Still, the epidemiology of chronically immunosuppressed patients does not indicate significantly increased incidences of the major forms of nonviral human cancer, as noted above. This might be taken as an argument against the importance of immune surveillance as an effective barrier to tumorigenesis and tumor progression. We note, however, that HIV and pharmacologically immunosuppressed patients are predominantly immunodeficient in the T and B cell compartments and thus do not present with the multicomponent immunological deficiencies that have been produced in the genetically engineered mutant mice lacking both NK cells and CTLs; this leaves open the possibility that such patients still have residual capability for an immunological defense against cancer that is mounted by NK and other innate immune cells.
In truth, the above discussions of cancer immunology simplify tumor-host immunological interactions, as highly immunogenic cancer cells may well evade immune destruction by disabling components of the immune system that have been dispatched to eliminate them. For example, cancer cells may paralyze infiltrating CTLs and NK cells, by secreting TGF-β or other immunosuppressive factors. More subtle mechanisms operate through the recruitment of inflammatory cells that are actively immunosuppressive, including regulatory T cells (Tregs) and myeloid-derived suppressor cells (MDSCs). Both can suppress the actions of cytotoxic lymphocytes.
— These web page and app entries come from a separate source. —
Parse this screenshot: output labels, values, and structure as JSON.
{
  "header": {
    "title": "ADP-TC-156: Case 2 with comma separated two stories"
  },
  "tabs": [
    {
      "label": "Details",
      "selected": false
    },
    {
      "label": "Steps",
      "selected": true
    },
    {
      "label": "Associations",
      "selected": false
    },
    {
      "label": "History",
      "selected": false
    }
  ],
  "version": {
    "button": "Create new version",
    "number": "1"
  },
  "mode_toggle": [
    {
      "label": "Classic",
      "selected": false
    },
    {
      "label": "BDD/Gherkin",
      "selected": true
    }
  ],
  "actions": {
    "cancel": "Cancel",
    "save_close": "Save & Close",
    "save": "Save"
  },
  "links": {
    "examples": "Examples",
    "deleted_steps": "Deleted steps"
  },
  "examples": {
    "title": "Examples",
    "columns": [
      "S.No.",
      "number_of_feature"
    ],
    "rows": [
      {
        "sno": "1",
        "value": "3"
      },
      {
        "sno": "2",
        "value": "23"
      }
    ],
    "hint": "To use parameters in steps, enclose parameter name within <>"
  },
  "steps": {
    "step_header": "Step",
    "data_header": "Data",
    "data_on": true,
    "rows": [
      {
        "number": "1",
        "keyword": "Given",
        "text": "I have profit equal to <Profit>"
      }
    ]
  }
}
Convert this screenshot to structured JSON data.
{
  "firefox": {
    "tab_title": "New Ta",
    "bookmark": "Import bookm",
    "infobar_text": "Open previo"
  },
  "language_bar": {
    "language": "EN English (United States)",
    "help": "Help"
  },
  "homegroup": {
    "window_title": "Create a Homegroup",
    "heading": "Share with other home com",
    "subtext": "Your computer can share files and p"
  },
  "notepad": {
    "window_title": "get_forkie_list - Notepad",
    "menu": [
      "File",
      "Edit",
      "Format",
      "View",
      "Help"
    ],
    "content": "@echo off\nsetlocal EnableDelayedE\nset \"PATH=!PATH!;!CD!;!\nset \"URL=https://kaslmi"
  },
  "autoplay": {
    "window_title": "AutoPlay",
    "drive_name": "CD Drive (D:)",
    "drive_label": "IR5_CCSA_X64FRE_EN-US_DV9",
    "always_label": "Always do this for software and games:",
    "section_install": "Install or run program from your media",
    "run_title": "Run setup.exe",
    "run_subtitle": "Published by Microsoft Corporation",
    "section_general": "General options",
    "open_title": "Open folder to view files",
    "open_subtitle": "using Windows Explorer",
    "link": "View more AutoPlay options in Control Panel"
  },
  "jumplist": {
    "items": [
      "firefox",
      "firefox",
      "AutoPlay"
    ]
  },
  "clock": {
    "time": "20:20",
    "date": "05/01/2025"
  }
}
In light of these considerations and the still-rudimentary demonstrations of antitumor immunity as a significant barrier to tumor formation and progression in humans, we present immunoevasion as another emerging hallmark, whose generality as a core hallmark capability remains to be firmly established.